Work item:
In the data below, find every line that has the string "this", and copy it.
** Data shown follows **
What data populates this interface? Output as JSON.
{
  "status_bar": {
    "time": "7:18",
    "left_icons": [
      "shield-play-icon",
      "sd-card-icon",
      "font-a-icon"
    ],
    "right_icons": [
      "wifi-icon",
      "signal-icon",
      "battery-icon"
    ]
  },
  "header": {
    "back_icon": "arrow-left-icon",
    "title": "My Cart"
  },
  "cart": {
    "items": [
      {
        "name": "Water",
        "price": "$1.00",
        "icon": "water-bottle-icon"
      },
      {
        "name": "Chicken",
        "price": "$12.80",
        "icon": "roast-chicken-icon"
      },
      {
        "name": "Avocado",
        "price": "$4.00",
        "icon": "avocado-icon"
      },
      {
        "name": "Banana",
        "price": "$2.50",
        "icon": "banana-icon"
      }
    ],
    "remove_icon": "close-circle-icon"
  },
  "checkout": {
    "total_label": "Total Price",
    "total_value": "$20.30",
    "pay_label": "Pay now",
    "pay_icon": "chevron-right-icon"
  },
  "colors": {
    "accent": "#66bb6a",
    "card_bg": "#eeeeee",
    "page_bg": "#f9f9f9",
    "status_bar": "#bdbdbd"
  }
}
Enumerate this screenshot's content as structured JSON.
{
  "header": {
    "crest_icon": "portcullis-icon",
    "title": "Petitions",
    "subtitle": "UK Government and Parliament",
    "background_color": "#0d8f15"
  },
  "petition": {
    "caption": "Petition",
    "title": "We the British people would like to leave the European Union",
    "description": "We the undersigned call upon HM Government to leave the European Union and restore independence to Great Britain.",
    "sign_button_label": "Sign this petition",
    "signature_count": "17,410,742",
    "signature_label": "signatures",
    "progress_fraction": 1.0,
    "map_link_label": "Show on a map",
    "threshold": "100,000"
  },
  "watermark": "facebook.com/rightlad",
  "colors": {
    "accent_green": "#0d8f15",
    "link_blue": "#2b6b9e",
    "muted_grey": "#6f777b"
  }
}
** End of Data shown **
Response to the exercise:
What data populates this interface? Output as JSON.
Enumerate this screenshot's content as structured JSON.
    "sign_button_label": "Sign this petition",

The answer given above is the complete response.